>>>

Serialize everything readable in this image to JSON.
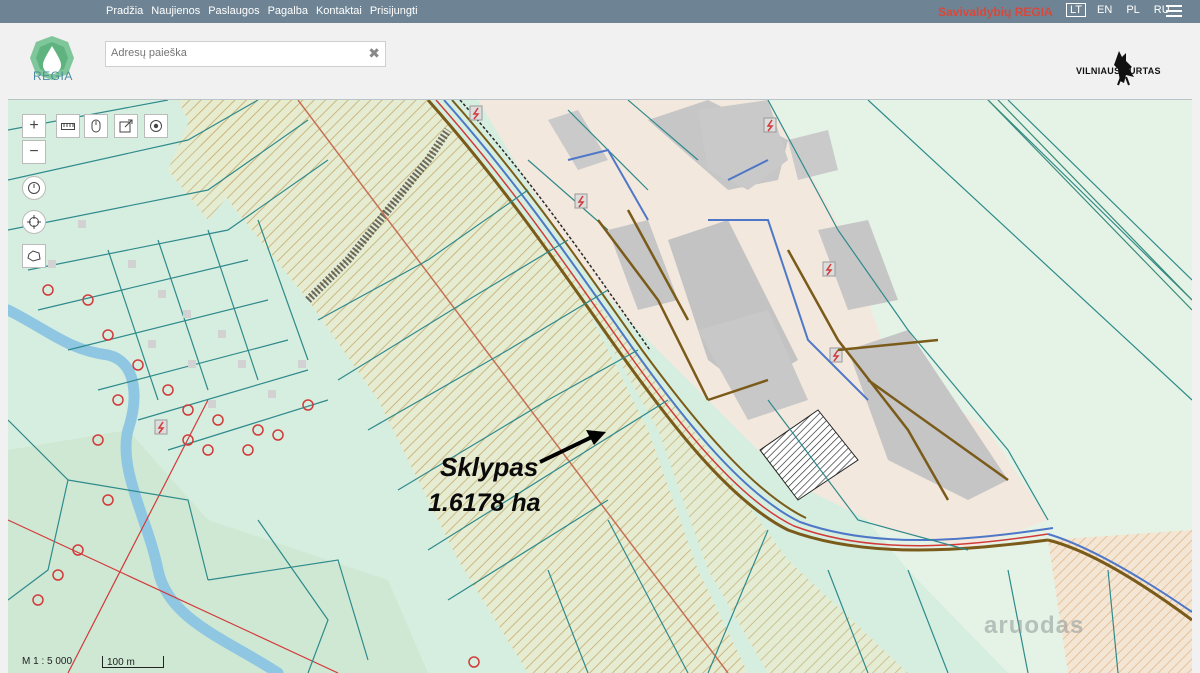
{
  "nav": {
    "items": [
      "Pradžia",
      "Naujienos",
      "Paslaugos",
      "Pagalba",
      "Kontaktai",
      "Prisijungti"
    ],
    "site_title": "Savivaldybių REGIA",
    "languages": [
      "LT",
      "EN",
      "PL",
      "RU"
    ],
    "active_language": "LT"
  },
  "header": {
    "logo_text": "REGIA",
    "search_placeholder": "Adresų paieška",
    "partner_logo_text": "VILNIAUS TURTAS"
  },
  "map": {
    "plot_label": "Sklypas",
    "plot_area": "1.6178 ha",
    "scale_text": "M 1 : 5 000",
    "scale_bar_label": "100 m",
    "watermark": "aruodas",
    "colors": {
      "base_green": "#d6eedf",
      "parcel_line": "#2f8a8c",
      "river": "#8fc7e3",
      "building": "#c5c5c5",
      "utility_red": "#d23a3a",
      "utility_brown": "#7a5b1a",
      "hatch": "#d9c48e"
    }
  }
}
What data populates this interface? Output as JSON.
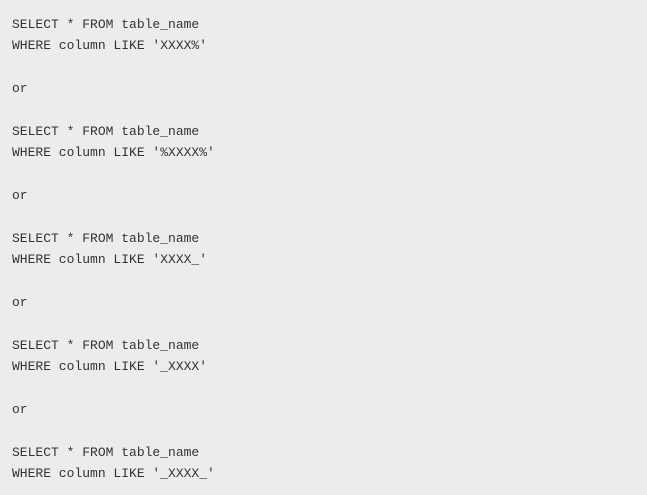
{
  "code": {
    "lines": [
      "SELECT * FROM table_name",
      "WHERE column LIKE 'XXXX%'",
      "",
      "or",
      "",
      "SELECT * FROM table_name",
      "WHERE column LIKE '%XXXX%'",
      "",
      "or",
      "",
      "SELECT * FROM table_name",
      "WHERE column LIKE 'XXXX_'",
      "",
      "or",
      "",
      "SELECT * FROM table_name",
      "WHERE column LIKE '_XXXX'",
      "",
      "or",
      "",
      "SELECT * FROM table_name",
      "WHERE column LIKE '_XXXX_'"
    ]
  }
}
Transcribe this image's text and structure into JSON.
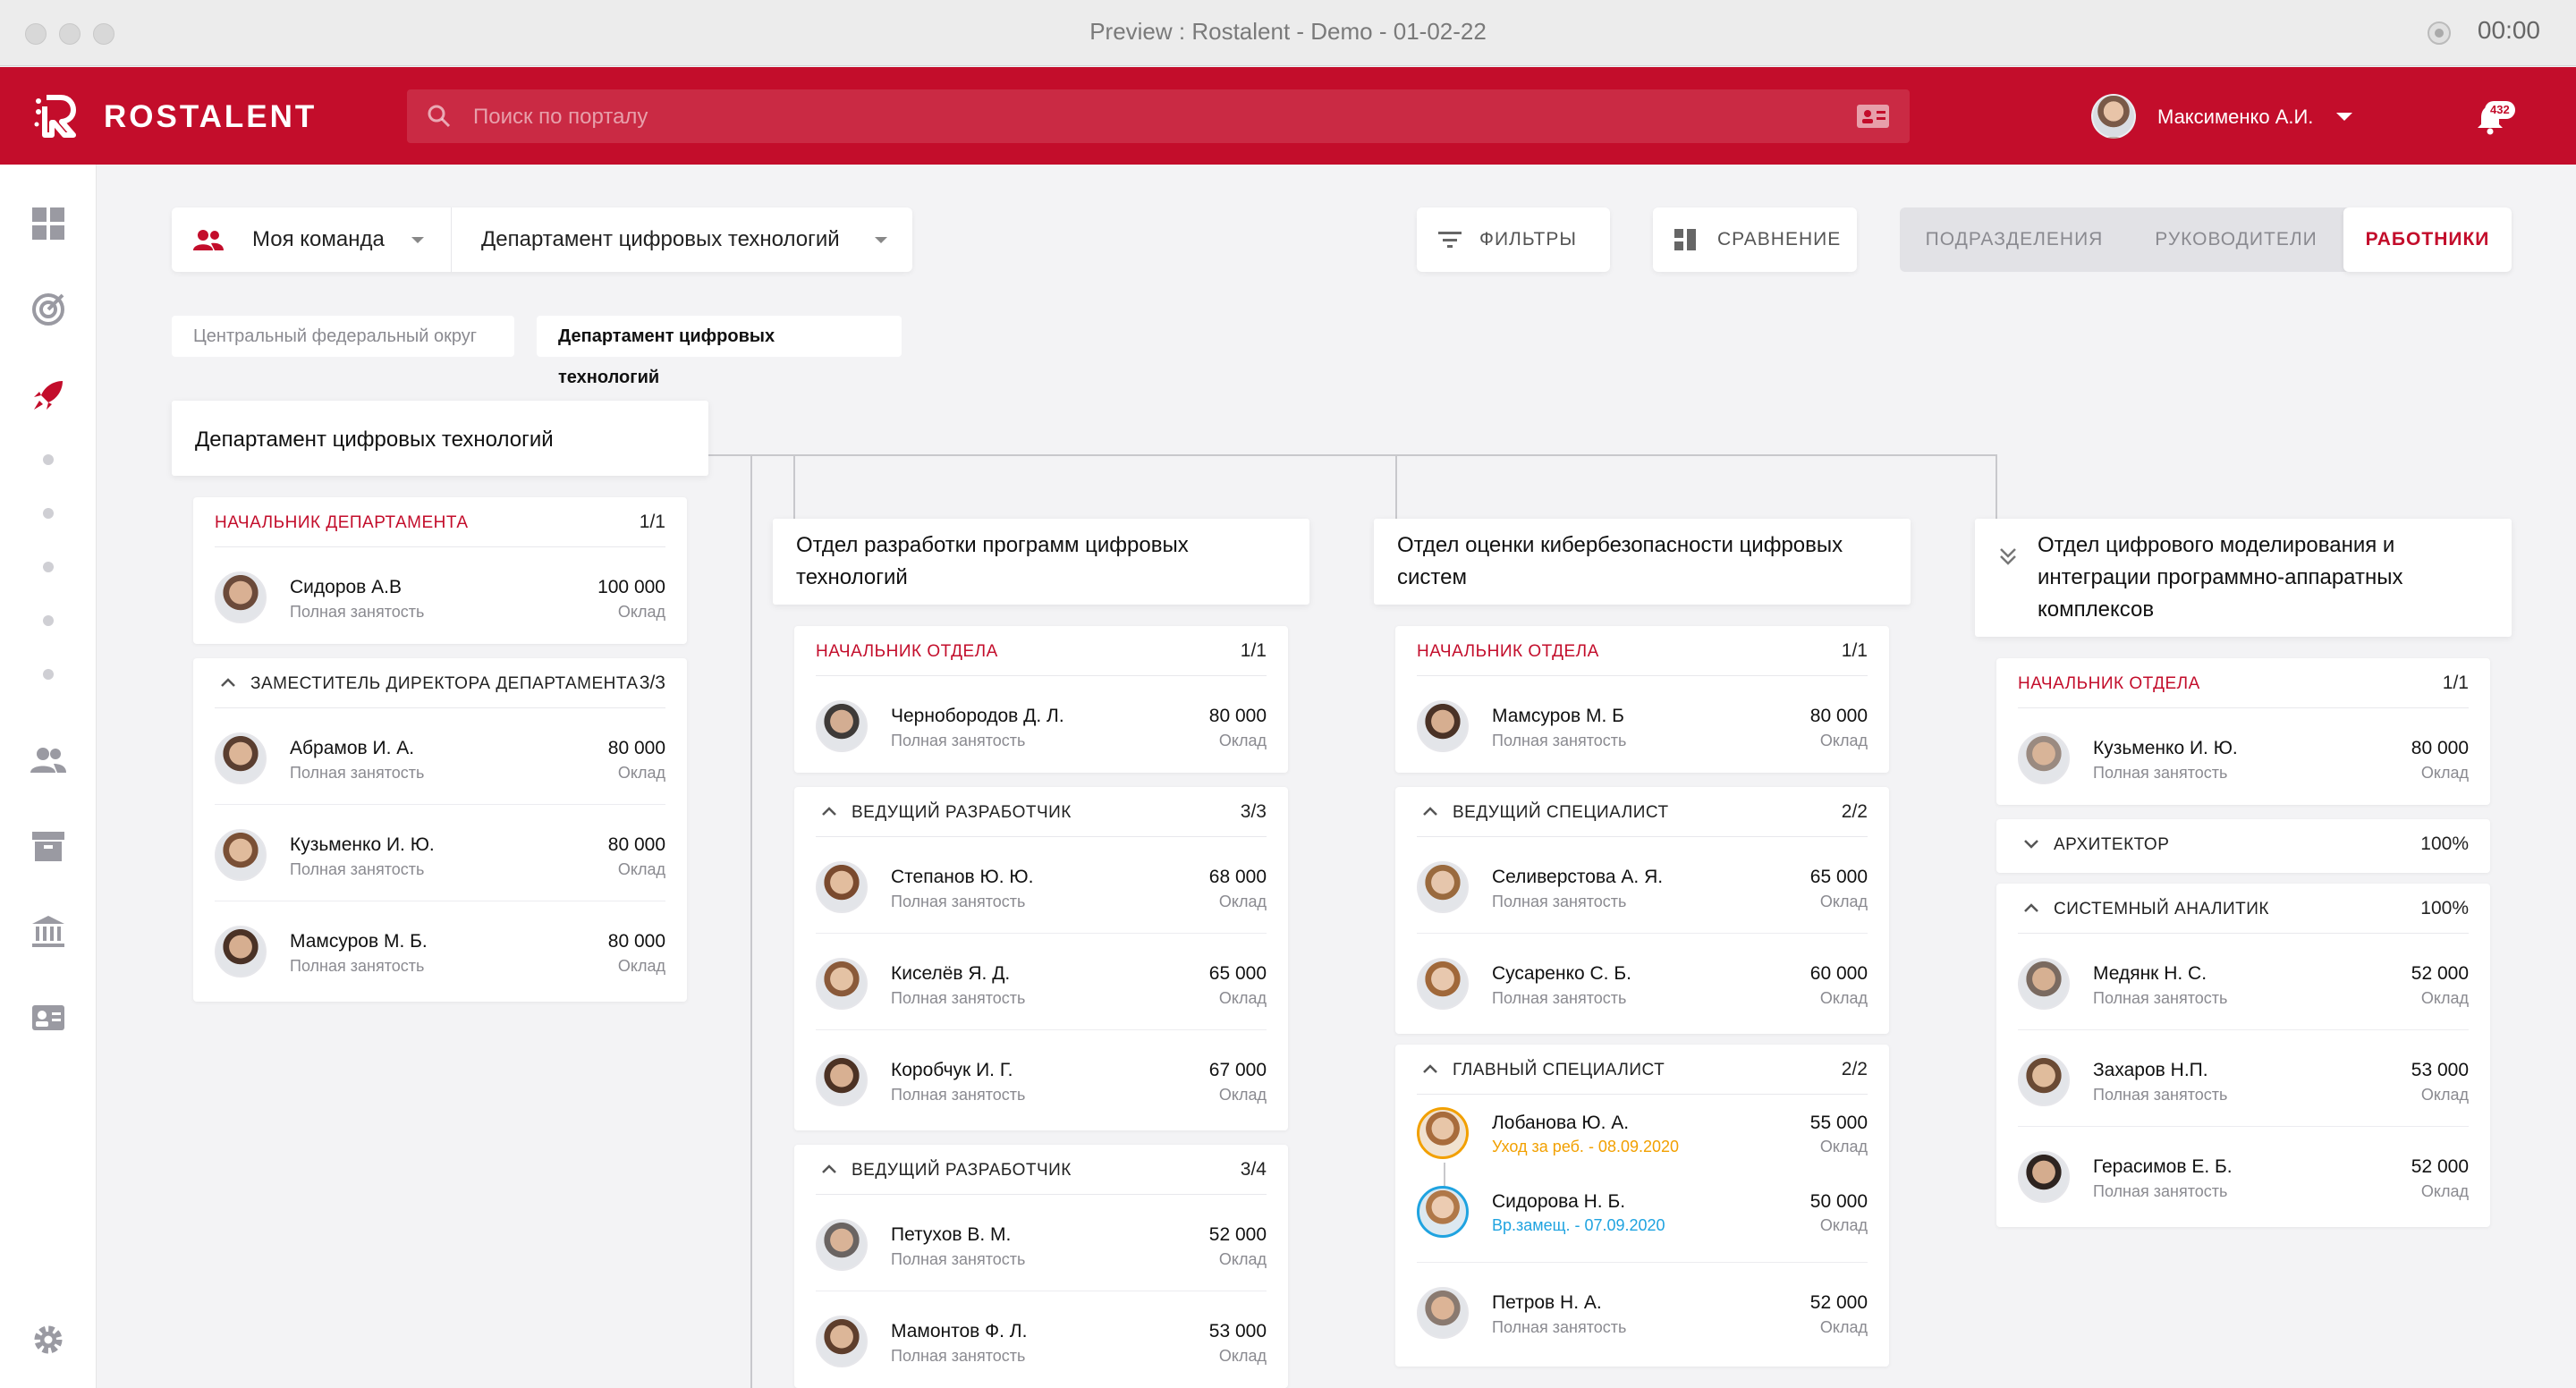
{
  "window": {
    "title": "Preview : Rostalent - Demo - 01-02-22",
    "timer": "00:00"
  },
  "app": {
    "brand": "ROSTALENT",
    "search_placeholder": "Поиск по порталу",
    "user_name": "Максименко А.И.",
    "notifications": "432"
  },
  "sidebar": {
    "icons": [
      "dashboard-icon",
      "target-icon",
      "rocket-icon",
      "team-icon",
      "archive-icon",
      "bank-icon",
      "id-card-icon",
      "settings-icon"
    ],
    "active": "rocket-icon"
  },
  "toolbar": {
    "team_select": "Моя команда",
    "dept_select": "Департамент цифровых технологий",
    "filters": "ФИЛЬТРЫ",
    "compare": "СРАВНЕНИЕ",
    "views": [
      "ПОДРАЗДЕЛЕНИЯ",
      "РУКОВОДИТЕЛИ",
      "РАБОТНИКИ"
    ],
    "active_view": "РАБОТНИКИ"
  },
  "breadcrumbs": [
    "Центральный федеральный округ",
    "Департамент цифровых технологий"
  ],
  "labels": {
    "employment": "Полная занятость",
    "salary": "Оклад"
  },
  "columns": [
    {
      "title": "Департамент цифровых технологий",
      "groups": [
        {
          "title": "НАЧАЛЬНИК ДЕПАРТАМЕНТА",
          "count": "1/1",
          "red": true,
          "employees": [
            {
              "name": "Сидоров А.В",
              "salary": "100 000"
            }
          ]
        },
        {
          "title": "ЗАМЕСТИТЕЛЬ ДИРЕКТОРА ДЕПАРТАМЕНТА",
          "count": "3/3",
          "red": false,
          "employees": [
            {
              "name": "Абрамов И. А.",
              "salary": "80 000"
            },
            {
              "name": "Кузьменко И. Ю.",
              "salary": "80 000"
            },
            {
              "name": "Мамсуров М. Б.",
              "salary": "80 000"
            }
          ]
        }
      ]
    },
    {
      "title": "Отдел разработки программ цифровых технологий",
      "groups": [
        {
          "title": "НАЧАЛЬНИК ОТДЕЛА",
          "count": "1/1",
          "red": true,
          "employees": [
            {
              "name": "Чернобородов Д. Л.",
              "salary": "80 000"
            }
          ]
        },
        {
          "title": "ВЕДУЩИЙ РАЗРАБОТЧИК",
          "count": "3/3",
          "red": false,
          "employees": [
            {
              "name": "Степанов Ю. Ю.",
              "salary": "68 000"
            },
            {
              "name": "Киселёв Я. Д.",
              "salary": "65 000"
            },
            {
              "name": "Коробчук И. Г.",
              "salary": "67 000"
            }
          ]
        },
        {
          "title": "ВЕДУЩИЙ РАЗРАБОТЧИК",
          "count": "3/4",
          "red": false,
          "employees": [
            {
              "name": "Петухов В. М.",
              "salary": "52 000"
            },
            {
              "name": "Мамонтов Ф. Л.",
              "salary": "53 000"
            }
          ]
        }
      ]
    },
    {
      "title": "Отдел оценки кибербезопасности цифровых систем",
      "groups": [
        {
          "title": "НАЧАЛЬНИК ОТДЕЛА",
          "count": "1/1",
          "red": true,
          "employees": [
            {
              "name": "Мамсуров М. Б",
              "salary": "80 000"
            }
          ]
        },
        {
          "title": "ВЕДУЩИЙ СПЕЦИАЛИСТ",
          "count": "2/2",
          "red": false,
          "employees": [
            {
              "name": "Селиверстова А. Я.",
              "salary": "65 000"
            },
            {
              "name": "Сусаренко С. Б.",
              "salary": "60 000"
            }
          ]
        },
        {
          "title": "ГЛАВНЫЙ СПЕЦИАЛИСТ",
          "count": "2/2",
          "red": false,
          "employees": [
            {
              "name": "Лобанова Ю. А.",
              "salary": "55 000",
              "status": "Уход за реб. - 08.09.2020",
              "status_color": "#f2a000"
            },
            {
              "name": "Сидорова Н. Б.",
              "salary": "50 000",
              "status": "Вр.замещ. - 07.09.2020",
              "status_color": "#1fa3e0"
            },
            {
              "name": "Петров Н. А.",
              "salary": "52 000"
            }
          ]
        }
      ]
    },
    {
      "title": "Отдел цифрового моделирования и интеграции программно-аппаратных комплексов",
      "groups": [
        {
          "title": "НАЧАЛЬНИК ОТДЕЛА",
          "count": "1/1",
          "red": true,
          "employees": [
            {
              "name": "Кузьменко И. Ю.",
              "salary": "80 000"
            }
          ]
        },
        {
          "title": "АРХИТЕКТОР",
          "count": "100%",
          "red": false,
          "collapsed": true,
          "employees": []
        },
        {
          "title": "СИСТЕМНЫЙ АНАЛИТИК",
          "count": "100%",
          "red": false,
          "employees": [
            {
              "name": "Медянк Н. С.",
              "salary": "52 000"
            },
            {
              "name": "Захаров Н.П.",
              "salary": "53 000"
            },
            {
              "name": "Герасимов Е. Б.",
              "salary": "52 000"
            }
          ]
        }
      ]
    }
  ],
  "colors": {
    "brand": "#c30d2b",
    "leave": "#f2a000",
    "substitute": "#1fa3e0"
  }
}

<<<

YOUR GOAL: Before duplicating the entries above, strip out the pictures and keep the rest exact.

TASK RESPONSE:
Serialize everything readable in this image to JSON.
{
  "nav": {
    "items": [
      "Pradžia",
      "Naujienos",
      "Paslaugos",
      "Pagalba",
      "Kontaktai",
      "Prisijungti"
    ],
    "site_title": "Savivaldybių REGIA",
    "languages": [
      "LT",
      "EN",
      "PL",
      "RU"
    ],
    "active_language": "LT"
  },
  "header": {
    "logo_text": "REGIA",
    "search_placeholder": "Adresų paieška",
    "partner_logo_text": "VILNIAUS TURTAS"
  },
  "map": {
    "plot_label": "Sklypas",
    "plot_area": "1.6178 ha",
    "scale_text": "M 1 : 5 000",
    "scale_bar_label": "100 m",
    "watermark": "aruodas",
    "colors": {
      "base_green": "#d6eedf",
      "parcel_line": "#2f8a8c",
      "river": "#8fc7e3",
      "building": "#c5c5c5",
      "utility_red": "#d23a3a",
      "utility_brown": "#7a5b1a",
      "hatch": "#d9c48e"
    }
  }
}
What data populates this interface? Output as JSON.
{
  "code": {
    "lines": [
      "SELECT * FROM table_name",
      "WHERE column LIKE 'XXXX%'",
      "",
      "or",
      "",
      "SELECT * FROM table_name",
      "WHERE column LIKE '%XXXX%'",
      "",
      "or",
      "",
      "SELECT * FROM table_name",
      "WHERE column LIKE 'XXXX_'",
      "",
      "or",
      "",
      "SELECT * FROM table_name",
      "WHERE column LIKE '_XXXX'",
      "",
      "or",
      "",
      "SELECT * FROM table_name",
      "WHERE column LIKE '_XXXX_'"
    ]
  }
}
Transcribe this image's text and structure into JSON.
{
  "window": {
    "title": "Preview : Rostalent - Demo - 01-02-22",
    "timer": "00:00"
  },
  "app": {
    "brand": "ROSTALENT",
    "search_placeholder": "Поиск по порталу",
    "user_name": "Максименко А.И.",
    "notifications": "432"
  },
  "sidebar": {
    "icons": [
      "dashboard-icon",
      "target-icon",
      "rocket-icon",
      "team-icon",
      "archive-icon",
      "bank-icon",
      "id-card-icon",
      "settings-icon"
    ],
    "active": "rocket-icon"
  },
  "toolbar": {
    "team_select": "Моя команда",
    "dept_select": "Департамент цифровых технологий",
    "filters": "ФИЛЬТРЫ",
    "compare": "СРАВНЕНИЕ",
    "views": [
      "ПОДРАЗДЕЛЕНИЯ",
      "РУКОВОДИТЕЛИ",
      "РАБОТНИКИ"
    ],
    "active_view": "РАБОТНИКИ"
  },
  "breadcrumbs": [
    "Центральный федеральный округ",
    "Департамент цифровых технологий"
  ],
  "labels": {
    "employment": "Полная занятость",
    "salary": "Оклад"
  },
  "columns": [
    {
      "title": "Департамент цифровых технологий",
      "groups": [
        {
          "title": "НАЧАЛЬНИК ДЕПАРТАМЕНТА",
          "count": "1/1",
          "red": true,
          "employees": [
            {
              "name": "Сидоров А.В",
              "salary": "100 000"
            }
          ]
        },
        {
          "title": "ЗАМЕСТИТЕЛЬ ДИРЕКТОРА ДЕПАРТАМЕНТА",
          "count": "3/3",
          "red": false,
          "employees": [
            {
              "name": "Абрамов И. А.",
              "salary": "80 000"
            },
            {
              "name": "Кузьменко И. Ю.",
              "salary": "80 000"
            },
            {
              "name": "Мамсуров М. Б.",
              "salary": "80 000"
            }
          ]
        }
      ]
    },
    {
      "title": "Отдел разработки программ цифровых технологий",
      "groups": [
        {
          "title": "НАЧАЛЬНИК ОТДЕЛА",
          "count": "1/1",
          "red": true,
          "employees": [
            {
              "name": "Чернобородов Д. Л.",
              "salary": "80 000"
            }
          ]
        },
        {
          "title": "ВЕДУЩИЙ РАЗРАБОТЧИК",
          "count": "3/3",
          "red": false,
          "employees": [
            {
              "name": "Степанов Ю. Ю.",
              "salary": "68 000"
            },
            {
              "name": "Киселёв Я. Д.",
              "salary": "65 000"
            },
            {
              "name": "Коробчук И. Г.",
              "salary": "67 000"
            }
          ]
        },
        {
          "title": "ВЕДУЩИЙ РАЗРАБОТЧИК",
          "count": "3/4",
          "red": false,
          "employees": [
            {
              "name": "Петухов В. М.",
              "salary": "52 000"
            },
            {
              "name": "Мамонтов Ф. Л.",
              "salary": "53 000"
            }
          ]
        }
      ]
    },
    {
      "title": "Отдел оценки кибербезопасности цифровых систем",
      "groups": [
        {
          "title": "НАЧАЛЬНИК ОТДЕЛА",
          "count": "1/1",
          "red": true,
          "employees": [
            {
              "name": "Мамсуров М. Б",
              "salary": "80 000"
            }
          ]
        },
        {
          "title": "ВЕДУЩИЙ СПЕЦИАЛИСТ",
          "count": "2/2",
          "red": false,
          "employees": [
            {
              "name": "Селиверстова А. Я.",
              "salary": "65 000"
            },
            {
              "name": "Сусаренко С. Б.",
              "salary": "60 000"
            }
          ]
        },
        {
          "title": "ГЛАВНЫЙ СПЕЦИАЛИСТ",
          "count": "2/2",
          "red": false,
          "employees": [
            {
              "name": "Лобанова Ю. А.",
              "salary": "55 000",
              "status": "Уход за реб. - 08.09.2020",
              "status_color": "#f2a000"
            },
            {
              "name": "Сидорова Н. Б.",
              "salary": "50 000",
              "status": "Вр.замещ. - 07.09.2020",
              "status_color": "#1fa3e0"
            },
            {
              "name": "Петров Н. А.",
              "salary": "52 000"
            }
          ]
        }
      ]
    },
    {
      "title": "Отдел цифрового моделирования и интеграции программно-аппаратных комплексов",
      "groups": [
        {
          "title": "НАЧАЛЬНИК ОТДЕЛА",
          "count": "1/1",
          "red": true,
          "employees": [
            {
              "name": "Кузьменко И. Ю.",
              "salary": "80 000"
            }
          ]
        },
        {
          "title": "АРХИТЕКТОР",
          "count": "100%",
          "red": false,
          "collapsed": true,
          "employees": []
        },
        {
          "title": "СИСТЕМНЫЙ АНАЛИТИК",
          "count": "100%",
          "red": false,
          "employees": [
            {
              "name": "Медянк Н. С.",
              "salary": "52 000"
            },
            {
              "name": "Захаров Н.П.",
              "salary": "53 000"
            },
            {
              "name": "Герасимов Е. Б.",
              "salary": "52 000"
            }
          ]
        }
      ]
    }
  ],
  "colors": {
    "brand": "#c30d2b",
    "leave": "#f2a000",
    "substitute": "#1fa3e0"
  }
}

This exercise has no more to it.